The New Worker
The Weekly paper of the New Communist Party of Britain
Week commencing 29th April 2011
LIBYA is urging Russia to call an emergency session of the UN Security Council meeting to halt the continuing NATO onslaught, which this week included an attempt to kill the Libyan leader in an air attack on his Tripoli compound.
Fierce fighting continues between loyalist troops and rebel militias along the eastern coastal road to Benghazi and around the besieged rebel-held port of Misrata in west of the country. The Libyan Government has begun to distribute weapons among the population in anticipation of a NATO land invasion.
Back in London, Foreign Secretary William Hague warned the Cabinet that Britain “must prepare for the long haul” in Libya, following talks in Washington between Defence Secretary Liam Fox and Pentagon chief Robert Gates. And a UN team has arrived in the Libyan capital to investigate allegations of human rights violations by both sides since the start of the conflict in February.
Libyan government forces withdrew from central Misrata this week to allow humanitarian aid to reach the rebels who control the docks and the centre of the city. But the loyalists have warned that if the rebels continue to prolong the fighting the Libyan army will give local tribal militias a free hand to take the town.
leave the city
Deputy Foreign Minister Khaled Kaim said that the Libyan army will leave the city and the local tribes and people will have to try to work out a solution to the problems either through force or negotiations.
And the Nato offensive is escalating despite calls from Russia, China and much of the Third World for an immediate ceasefire to pave the way for a dialogue to end the civil war.
Libya urged Russia on Tuesday to call an emergency meeting of the Security Council to discuss what it called the “colonial and crusader aggression against Libyan civilian sites, and the attempt to target leader Muammar Gaddafi”.
The Libyan government has accused Nato of trying to assassinate Gaddafi after the coalition sent at least two large guided bombs into the sprawling office, residential and military complex where he lives in Tripoli, destroying offices and a library. Three people were killed and 45 were injured in the attack, 15 of them seriously.
US imperialism says there was no deliberate attempt to kill Gaddafi during the air raid and Washington is leaving most of the running to Britain, France and Italy.
But the Obama administration has issued new decrees to allow the rebels to sell oil within their control and US firms to engage in transactions involving oil, oil products and natural gas, as long as the exports benefit the rebel “Transitional National Council”.

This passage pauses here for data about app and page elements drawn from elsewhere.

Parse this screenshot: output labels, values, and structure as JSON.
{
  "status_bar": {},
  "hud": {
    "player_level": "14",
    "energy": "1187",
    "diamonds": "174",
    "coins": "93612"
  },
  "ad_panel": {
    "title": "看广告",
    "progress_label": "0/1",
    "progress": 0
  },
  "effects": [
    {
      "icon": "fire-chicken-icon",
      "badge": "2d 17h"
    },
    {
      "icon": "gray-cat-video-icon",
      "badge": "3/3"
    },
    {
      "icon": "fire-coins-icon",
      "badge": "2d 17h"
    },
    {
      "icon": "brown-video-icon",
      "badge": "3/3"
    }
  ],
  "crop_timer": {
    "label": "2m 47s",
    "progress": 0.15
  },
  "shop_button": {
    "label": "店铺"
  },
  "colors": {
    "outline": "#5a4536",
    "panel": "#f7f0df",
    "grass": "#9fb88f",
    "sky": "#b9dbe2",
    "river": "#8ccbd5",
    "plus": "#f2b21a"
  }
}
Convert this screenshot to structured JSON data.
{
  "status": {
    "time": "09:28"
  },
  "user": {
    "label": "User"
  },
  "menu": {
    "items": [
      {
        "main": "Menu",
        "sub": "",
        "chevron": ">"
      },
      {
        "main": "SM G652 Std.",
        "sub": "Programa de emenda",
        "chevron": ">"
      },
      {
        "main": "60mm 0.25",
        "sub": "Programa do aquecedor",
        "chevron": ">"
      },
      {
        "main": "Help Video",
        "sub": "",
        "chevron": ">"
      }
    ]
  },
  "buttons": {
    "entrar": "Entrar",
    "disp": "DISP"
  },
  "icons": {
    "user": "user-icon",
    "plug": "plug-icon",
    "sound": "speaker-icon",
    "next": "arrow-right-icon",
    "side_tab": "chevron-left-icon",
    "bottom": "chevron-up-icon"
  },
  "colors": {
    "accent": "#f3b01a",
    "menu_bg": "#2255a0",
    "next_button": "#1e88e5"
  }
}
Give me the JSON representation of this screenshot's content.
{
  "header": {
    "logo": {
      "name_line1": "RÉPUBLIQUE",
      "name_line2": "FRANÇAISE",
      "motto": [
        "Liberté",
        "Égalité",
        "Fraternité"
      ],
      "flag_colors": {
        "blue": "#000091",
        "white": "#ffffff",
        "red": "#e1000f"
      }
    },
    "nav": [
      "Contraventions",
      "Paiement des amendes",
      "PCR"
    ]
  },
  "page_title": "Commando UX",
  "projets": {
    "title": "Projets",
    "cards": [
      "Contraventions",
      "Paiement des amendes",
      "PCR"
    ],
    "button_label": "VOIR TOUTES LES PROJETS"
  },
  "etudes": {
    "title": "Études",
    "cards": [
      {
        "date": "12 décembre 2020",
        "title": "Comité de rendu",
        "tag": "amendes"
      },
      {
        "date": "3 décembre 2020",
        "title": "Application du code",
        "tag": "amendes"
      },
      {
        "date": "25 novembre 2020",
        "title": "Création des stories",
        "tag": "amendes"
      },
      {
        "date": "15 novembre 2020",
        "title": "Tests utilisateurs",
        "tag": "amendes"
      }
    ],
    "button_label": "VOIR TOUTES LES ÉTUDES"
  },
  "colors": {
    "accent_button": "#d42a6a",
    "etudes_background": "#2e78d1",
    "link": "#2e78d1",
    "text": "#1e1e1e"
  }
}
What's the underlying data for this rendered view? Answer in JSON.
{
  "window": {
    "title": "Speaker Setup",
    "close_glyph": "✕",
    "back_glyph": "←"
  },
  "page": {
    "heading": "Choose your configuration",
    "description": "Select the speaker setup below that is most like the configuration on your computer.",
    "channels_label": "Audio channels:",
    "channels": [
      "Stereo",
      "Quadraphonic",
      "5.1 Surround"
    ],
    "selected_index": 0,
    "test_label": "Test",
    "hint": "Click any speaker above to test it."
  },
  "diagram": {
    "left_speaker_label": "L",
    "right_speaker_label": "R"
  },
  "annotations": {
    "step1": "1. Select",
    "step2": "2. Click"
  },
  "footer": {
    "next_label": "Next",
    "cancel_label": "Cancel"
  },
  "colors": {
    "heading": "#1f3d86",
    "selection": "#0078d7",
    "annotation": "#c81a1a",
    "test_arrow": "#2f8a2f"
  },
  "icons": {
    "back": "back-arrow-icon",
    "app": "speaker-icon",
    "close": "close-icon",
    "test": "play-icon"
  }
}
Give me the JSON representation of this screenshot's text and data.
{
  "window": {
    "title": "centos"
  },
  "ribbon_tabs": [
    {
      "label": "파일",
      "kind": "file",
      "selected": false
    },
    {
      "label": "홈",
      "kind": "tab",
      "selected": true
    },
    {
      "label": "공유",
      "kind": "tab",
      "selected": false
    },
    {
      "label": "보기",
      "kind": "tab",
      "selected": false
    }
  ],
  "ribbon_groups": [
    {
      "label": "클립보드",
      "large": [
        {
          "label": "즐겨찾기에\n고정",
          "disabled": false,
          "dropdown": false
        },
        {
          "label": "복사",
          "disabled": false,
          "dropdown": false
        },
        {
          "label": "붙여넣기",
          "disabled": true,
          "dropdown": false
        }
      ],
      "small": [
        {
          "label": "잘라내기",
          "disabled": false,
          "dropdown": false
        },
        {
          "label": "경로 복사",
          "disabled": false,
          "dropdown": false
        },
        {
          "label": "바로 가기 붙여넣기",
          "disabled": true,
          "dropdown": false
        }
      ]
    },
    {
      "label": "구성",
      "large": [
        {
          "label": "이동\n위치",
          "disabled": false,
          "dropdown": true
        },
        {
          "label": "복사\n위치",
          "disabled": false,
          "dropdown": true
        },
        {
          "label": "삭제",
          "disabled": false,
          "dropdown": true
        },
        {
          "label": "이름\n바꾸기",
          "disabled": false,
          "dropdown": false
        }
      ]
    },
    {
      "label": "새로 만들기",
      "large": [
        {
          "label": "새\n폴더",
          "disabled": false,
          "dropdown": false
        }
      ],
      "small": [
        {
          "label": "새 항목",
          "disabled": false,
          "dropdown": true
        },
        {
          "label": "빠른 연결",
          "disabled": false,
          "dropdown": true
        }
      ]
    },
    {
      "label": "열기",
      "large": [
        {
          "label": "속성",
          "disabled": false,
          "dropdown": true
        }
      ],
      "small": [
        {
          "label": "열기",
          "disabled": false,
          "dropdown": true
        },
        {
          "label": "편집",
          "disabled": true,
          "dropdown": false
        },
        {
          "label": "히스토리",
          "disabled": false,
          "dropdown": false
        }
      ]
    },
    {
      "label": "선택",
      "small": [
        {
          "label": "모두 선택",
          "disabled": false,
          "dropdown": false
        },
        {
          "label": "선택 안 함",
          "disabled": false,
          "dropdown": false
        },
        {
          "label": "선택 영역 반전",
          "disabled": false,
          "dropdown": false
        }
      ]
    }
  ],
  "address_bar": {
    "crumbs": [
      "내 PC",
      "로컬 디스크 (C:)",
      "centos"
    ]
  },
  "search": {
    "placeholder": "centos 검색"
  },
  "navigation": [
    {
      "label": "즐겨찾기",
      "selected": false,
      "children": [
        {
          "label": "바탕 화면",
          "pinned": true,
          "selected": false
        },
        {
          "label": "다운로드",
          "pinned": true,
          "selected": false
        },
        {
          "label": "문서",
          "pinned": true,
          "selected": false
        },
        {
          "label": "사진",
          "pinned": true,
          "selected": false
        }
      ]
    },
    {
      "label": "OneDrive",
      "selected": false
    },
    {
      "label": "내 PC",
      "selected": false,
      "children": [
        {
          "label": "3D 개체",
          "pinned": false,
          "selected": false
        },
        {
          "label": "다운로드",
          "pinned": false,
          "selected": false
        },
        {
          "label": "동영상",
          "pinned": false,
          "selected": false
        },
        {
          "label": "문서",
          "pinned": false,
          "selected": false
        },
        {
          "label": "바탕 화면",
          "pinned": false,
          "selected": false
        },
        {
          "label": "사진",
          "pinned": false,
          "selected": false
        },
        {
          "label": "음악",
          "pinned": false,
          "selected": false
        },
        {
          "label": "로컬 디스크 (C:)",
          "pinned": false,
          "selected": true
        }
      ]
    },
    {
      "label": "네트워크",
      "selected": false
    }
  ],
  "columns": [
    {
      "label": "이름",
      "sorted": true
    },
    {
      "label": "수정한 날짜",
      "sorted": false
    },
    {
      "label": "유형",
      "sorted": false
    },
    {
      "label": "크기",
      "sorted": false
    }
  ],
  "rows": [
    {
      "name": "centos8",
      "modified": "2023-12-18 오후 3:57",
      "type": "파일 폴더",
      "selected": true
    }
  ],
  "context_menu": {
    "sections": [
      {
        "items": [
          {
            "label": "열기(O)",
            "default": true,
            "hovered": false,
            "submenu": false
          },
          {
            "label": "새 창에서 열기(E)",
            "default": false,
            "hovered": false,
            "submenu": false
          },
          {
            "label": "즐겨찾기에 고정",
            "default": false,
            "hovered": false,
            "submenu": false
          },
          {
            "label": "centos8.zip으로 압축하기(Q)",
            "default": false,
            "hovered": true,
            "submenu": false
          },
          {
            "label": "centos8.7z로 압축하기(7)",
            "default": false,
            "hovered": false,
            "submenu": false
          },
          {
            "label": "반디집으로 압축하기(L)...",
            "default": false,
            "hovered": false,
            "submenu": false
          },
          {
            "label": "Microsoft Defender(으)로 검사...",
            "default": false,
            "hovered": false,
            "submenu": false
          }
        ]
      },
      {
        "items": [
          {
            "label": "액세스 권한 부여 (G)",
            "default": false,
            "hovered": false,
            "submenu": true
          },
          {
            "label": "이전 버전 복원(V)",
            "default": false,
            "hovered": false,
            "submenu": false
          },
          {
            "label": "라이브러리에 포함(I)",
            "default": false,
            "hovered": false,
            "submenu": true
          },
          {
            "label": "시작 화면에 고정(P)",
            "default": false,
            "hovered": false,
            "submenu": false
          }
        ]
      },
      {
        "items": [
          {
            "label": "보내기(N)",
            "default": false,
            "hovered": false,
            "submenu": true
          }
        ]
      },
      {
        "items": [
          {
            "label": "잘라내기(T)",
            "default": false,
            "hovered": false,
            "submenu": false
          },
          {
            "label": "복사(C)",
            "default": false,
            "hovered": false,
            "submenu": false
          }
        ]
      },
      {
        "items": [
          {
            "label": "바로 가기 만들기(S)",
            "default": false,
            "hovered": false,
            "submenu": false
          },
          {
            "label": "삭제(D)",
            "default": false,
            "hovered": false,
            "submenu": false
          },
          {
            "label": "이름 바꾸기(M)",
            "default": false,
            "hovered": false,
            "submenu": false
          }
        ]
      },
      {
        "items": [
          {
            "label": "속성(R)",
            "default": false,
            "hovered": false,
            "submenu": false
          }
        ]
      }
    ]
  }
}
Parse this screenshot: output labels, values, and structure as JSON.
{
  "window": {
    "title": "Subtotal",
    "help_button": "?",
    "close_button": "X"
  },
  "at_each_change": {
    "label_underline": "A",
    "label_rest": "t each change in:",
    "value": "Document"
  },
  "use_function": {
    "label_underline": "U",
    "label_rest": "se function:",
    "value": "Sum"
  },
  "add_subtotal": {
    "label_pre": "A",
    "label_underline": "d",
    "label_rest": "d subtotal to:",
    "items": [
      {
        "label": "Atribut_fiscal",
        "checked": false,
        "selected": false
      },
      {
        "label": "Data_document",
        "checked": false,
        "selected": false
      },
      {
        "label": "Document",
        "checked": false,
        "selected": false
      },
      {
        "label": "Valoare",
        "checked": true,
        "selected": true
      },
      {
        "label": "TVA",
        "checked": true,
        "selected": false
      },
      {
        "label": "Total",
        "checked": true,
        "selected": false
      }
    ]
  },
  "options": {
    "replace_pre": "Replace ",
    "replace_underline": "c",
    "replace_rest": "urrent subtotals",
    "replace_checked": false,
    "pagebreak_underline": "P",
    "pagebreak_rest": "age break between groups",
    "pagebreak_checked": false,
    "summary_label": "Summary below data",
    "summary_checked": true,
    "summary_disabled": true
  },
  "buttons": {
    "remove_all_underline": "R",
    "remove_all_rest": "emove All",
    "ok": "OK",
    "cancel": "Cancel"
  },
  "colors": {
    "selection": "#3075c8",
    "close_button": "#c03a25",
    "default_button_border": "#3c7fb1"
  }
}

The Americans have also ordered the supply of up to $25 million-worth of surplus government stock to the Libyan rebels. The “non-lethal” aid will include vehicles, ambulances, medical equipment, body armour, radios and ready meals.
Meanwhile reactionary Republican US senator John McCain, the highest profile American politician to visit the rebel held provincial capital of Benghazi since the start of the conflict, has called for the use of more air power to prevent what he called a humanitarian crisis in Libya. “If you are really in this to prevent a humanitarian disaster, the only way you can prevent it is to have Gaddafi not able to inflict it,” McCain declared.
McCain and fellow senators Joseph Lieberman and Lindsey Graham called on the Obama administration to step up operations in Libya. On his return from Benghazi McCain told reporters that he was glad to see Predator drones being used in the attacks on Libya and that it was important for the United States “to play a greater role in the air power side”.